(Information shown Opens)

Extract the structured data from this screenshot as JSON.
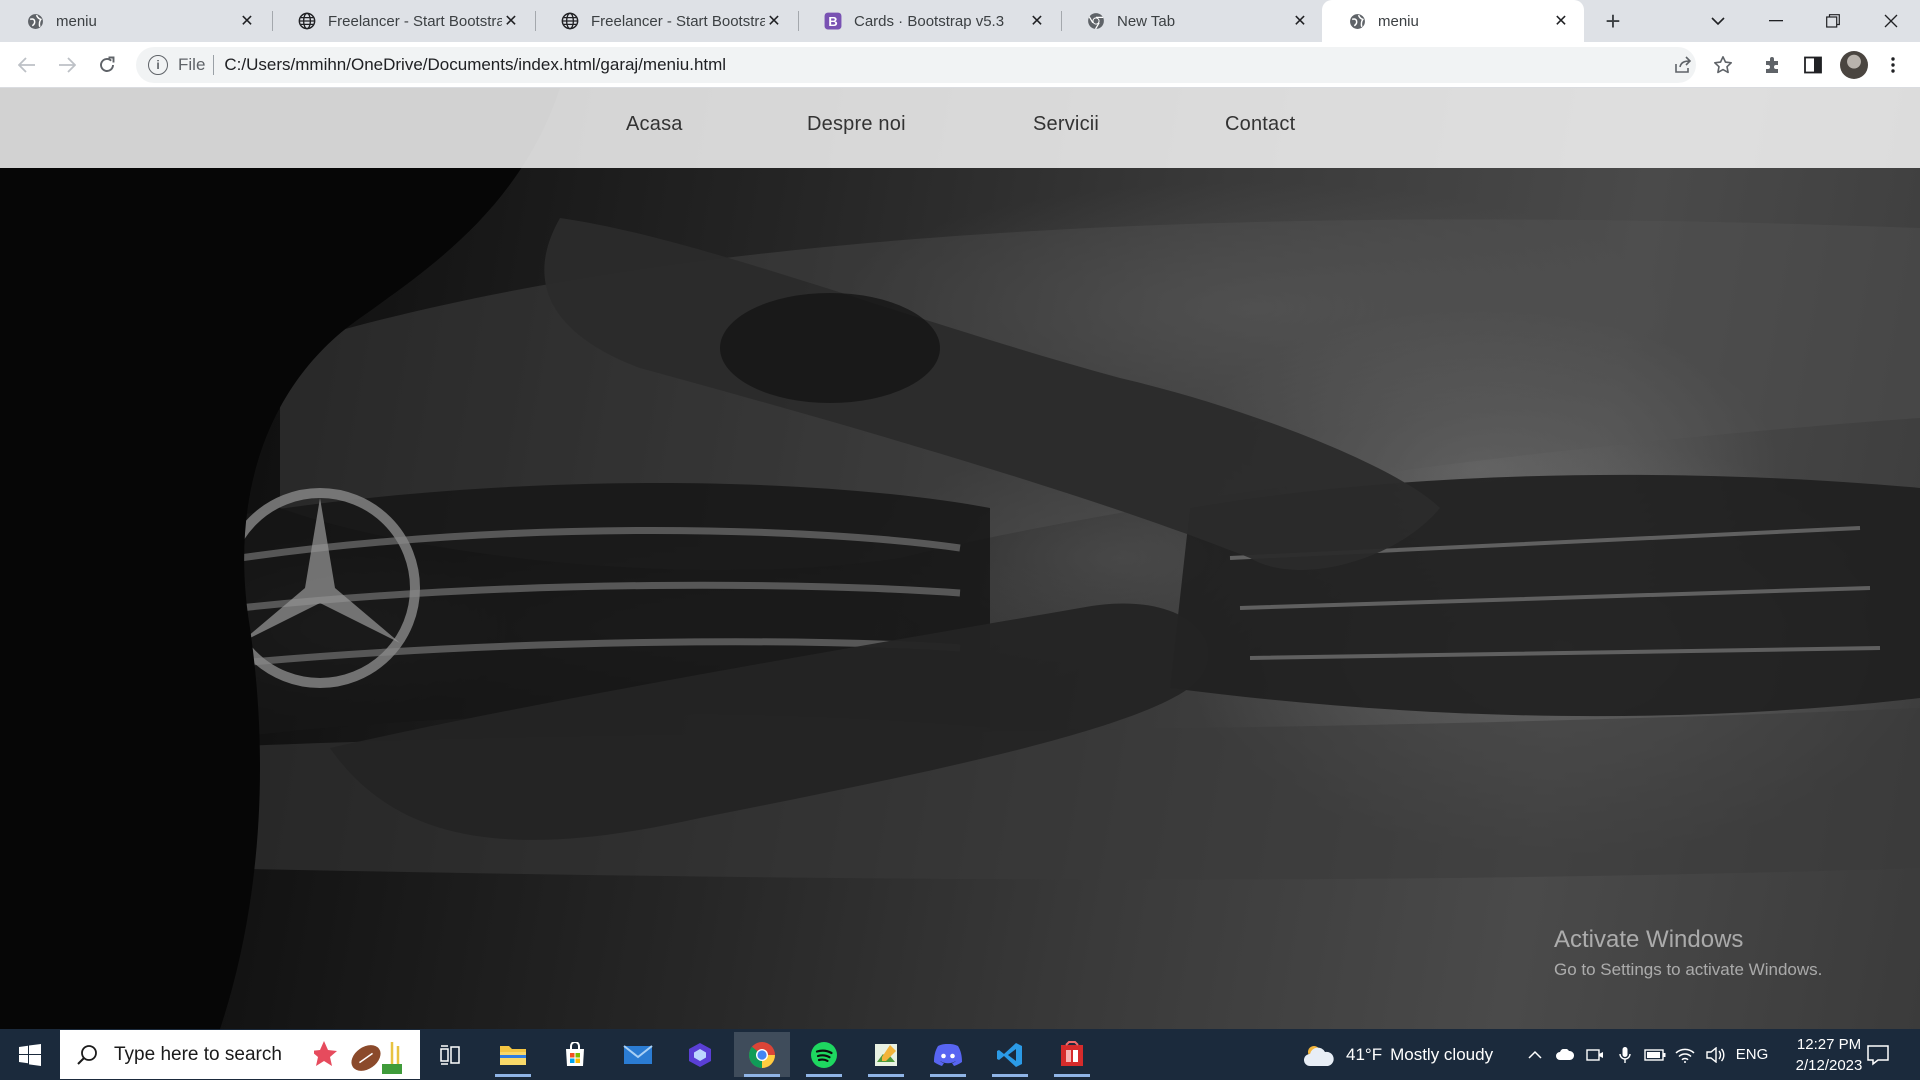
{
  "browser": {
    "tabs": [
      {
        "title": "meniu",
        "icon": "globe-icon"
      },
      {
        "title": "Freelancer - Start Bootstrap",
        "icon": "globe-icon"
      },
      {
        "title": "Freelancer - Start Bootstrap",
        "icon": "globe-icon"
      },
      {
        "title": "Cards · Bootstrap v5.3",
        "icon": "bootstrap-icon"
      },
      {
        "title": "New Tab",
        "icon": "chrome-icon"
      },
      {
        "title": "meniu",
        "icon": "globe-icon"
      }
    ],
    "address": {
      "scheme_label": "File",
      "url": "C:/Users/mmihn/OneDrive/Documents/index.html/garaj/meniu.html"
    }
  },
  "page": {
    "nav": [
      "Acasa",
      "Despre noi",
      "Servicii",
      "Contact"
    ]
  },
  "watermark": {
    "title": "Activate Windows",
    "subtitle": "Go to Settings to activate Windows."
  },
  "taskbar": {
    "search_placeholder": "Type here to search",
    "weather": {
      "temperature": "41°F",
      "condition": "Mostly cloudy"
    },
    "language": "ENG",
    "time": "12:27 PM",
    "date": "2/12/2023"
  },
  "colors": {
    "tab_strip": "#dee1e6",
    "taskbar": "#1b2a3c",
    "nav_bar": "#ffffff",
    "spotify": "#1ed760",
    "vscode": "#2b9ae6",
    "discord": "#5865f2"
  }
}
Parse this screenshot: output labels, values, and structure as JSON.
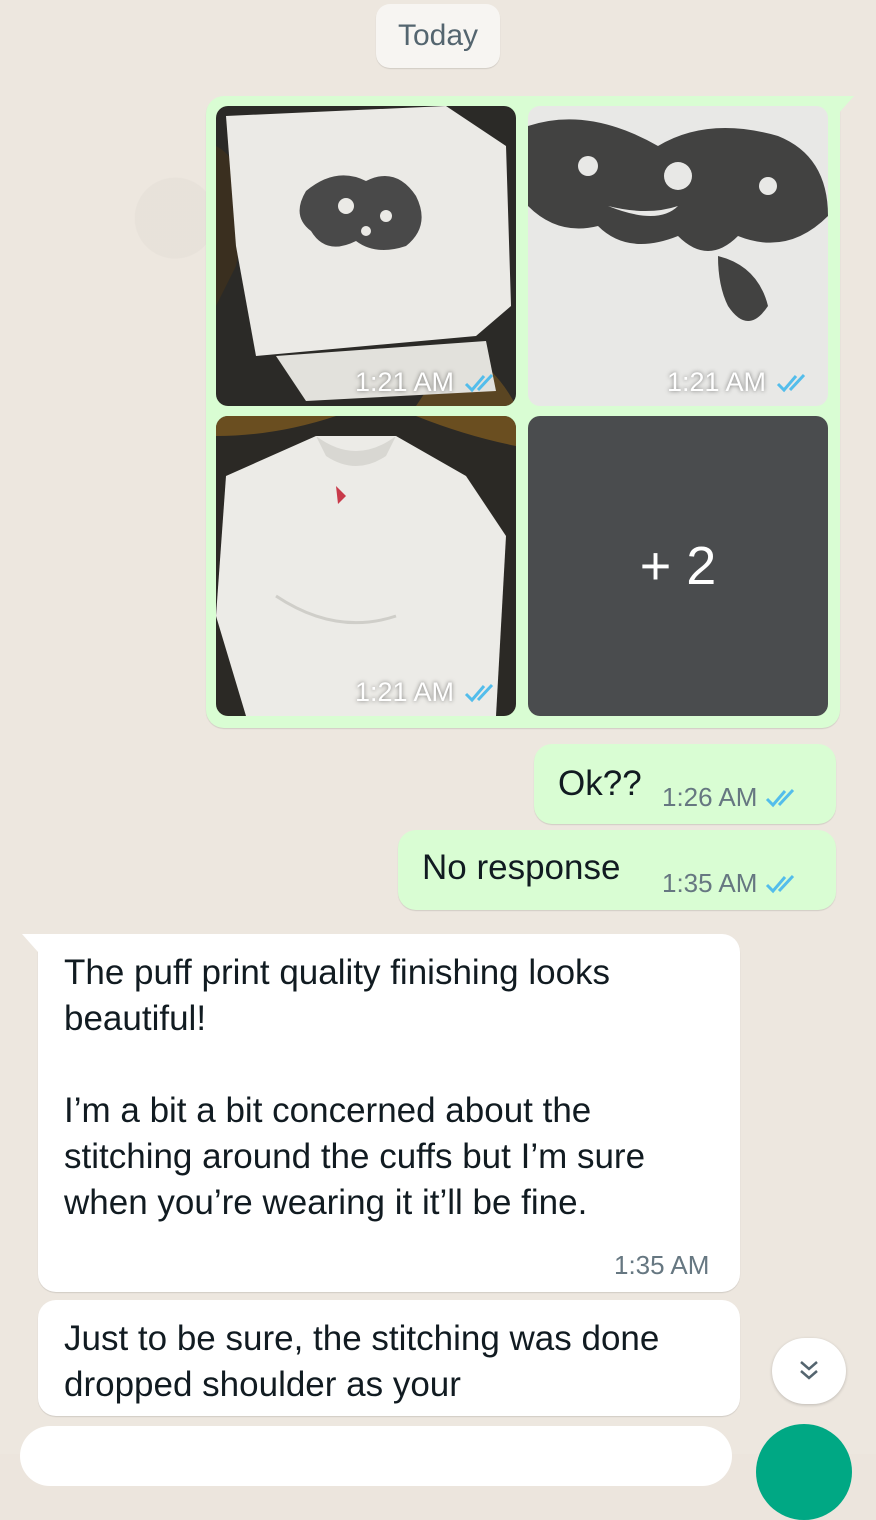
{
  "date_label": "Today",
  "media_group": {
    "tiles": [
      {
        "time": "1:21 AM"
      },
      {
        "time": "1:21 AM"
      },
      {
        "time": "1:21 AM"
      }
    ],
    "more_label": "+ 2"
  },
  "outgoing": [
    {
      "text": "Ok??",
      "time": "1:26 AM"
    },
    {
      "text": "No response",
      "time": "1:35 AM"
    }
  ],
  "incoming": [
    {
      "para1": "The puff print quality finishing looks beautiful!",
      "para2": "I’m a bit a bit concerned about the stitching around the cuffs but I’m sure when you’re wearing it it’ll be fine.",
      "time": "1:35 AM"
    },
    {
      "para1": "Just to be sure, the stitching was done dropped shoulder as your"
    }
  ],
  "colors": {
    "outgoing_bubble": "#d9fdd3",
    "incoming_bubble": "#ffffff",
    "read_tick": "#53bdeb",
    "send_button": "#00a884"
  },
  "icons": [
    "double-check-icon",
    "chevrons-down-icon",
    "mic-icon"
  ]
}
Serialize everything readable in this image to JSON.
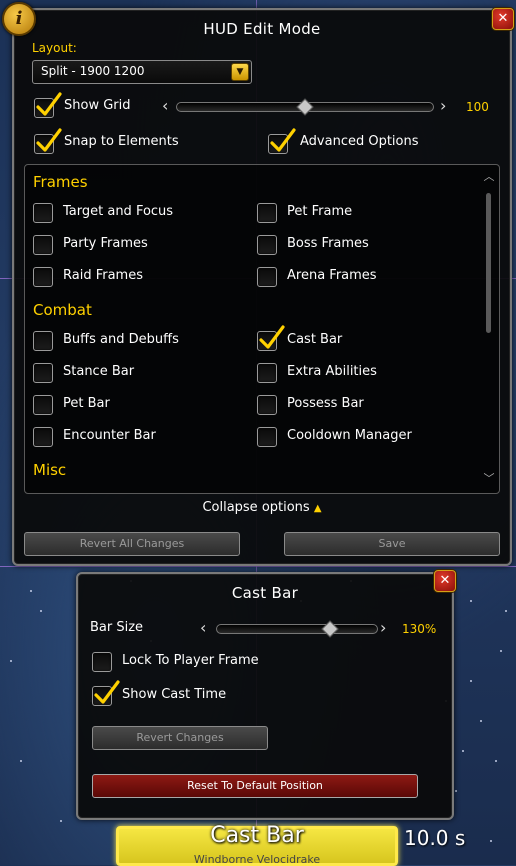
{
  "main": {
    "title": "HUD Edit Mode",
    "layout_label": "Layout:",
    "layout_value": "Split - 1900 1200",
    "show_grid_label": "Show Grid",
    "show_grid_checked": true,
    "grid_value": "100",
    "grid_slider_level": 0.5,
    "snap_label": "Snap to Elements",
    "snap_checked": true,
    "advanced_label": "Advanced Options",
    "advanced_checked": true,
    "sections": {
      "frames": "Frames",
      "combat": "Combat",
      "misc": "Misc"
    },
    "frames_items": [
      {
        "label": "Target and Focus",
        "checked": false
      },
      {
        "label": "Pet Frame",
        "checked": false
      },
      {
        "label": "Party Frames",
        "checked": false
      },
      {
        "label": "Boss Frames",
        "checked": false
      },
      {
        "label": "Raid Frames",
        "checked": false
      },
      {
        "label": "Arena Frames",
        "checked": false
      }
    ],
    "combat_items": [
      {
        "label": "Buffs and Debuffs",
        "checked": false
      },
      {
        "label": "Cast Bar",
        "checked": true
      },
      {
        "label": "Stance Bar",
        "checked": false
      },
      {
        "label": "Extra Abilities",
        "checked": false
      },
      {
        "label": "Pet Bar",
        "checked": false
      },
      {
        "label": "Possess Bar",
        "checked": false
      },
      {
        "label": "Encounter Bar",
        "checked": false
      },
      {
        "label": "Cooldown Manager",
        "checked": false
      }
    ],
    "collapse_label": "Collapse options",
    "revert_all_label": "Revert All Changes",
    "save_label": "Save"
  },
  "cast_settings": {
    "title": "Cast Bar",
    "bar_size_label": "Bar Size",
    "bar_size_value": "130%",
    "bar_size_level": 0.72,
    "lock_label": "Lock To Player Frame",
    "lock_checked": false,
    "show_time_label": "Show Cast Time",
    "show_time_checked": true,
    "revert_label": "Revert Changes",
    "reset_label": "Reset To Default Position"
  },
  "castbar_preview": {
    "name": "Cast Bar",
    "spell": "Windborne Velocidrake",
    "time": "10.0 s"
  },
  "colors": {
    "accent_gold": "#ffd100",
    "close_red": "#c0261a",
    "reset_red": "#7a110c",
    "castbar_yellow": "#f5e642"
  },
  "icons": {
    "info": "info-icon",
    "close": "close-icon",
    "check": "checkmark-icon",
    "dropdown": "chevron-down-icon"
  }
}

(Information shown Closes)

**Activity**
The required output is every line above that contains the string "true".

**Final answer**
    "show_grid_checked": true,
    "snap_checked": true,
    "advanced_checked": true,
        "checked": true
    "show_time_checked": true,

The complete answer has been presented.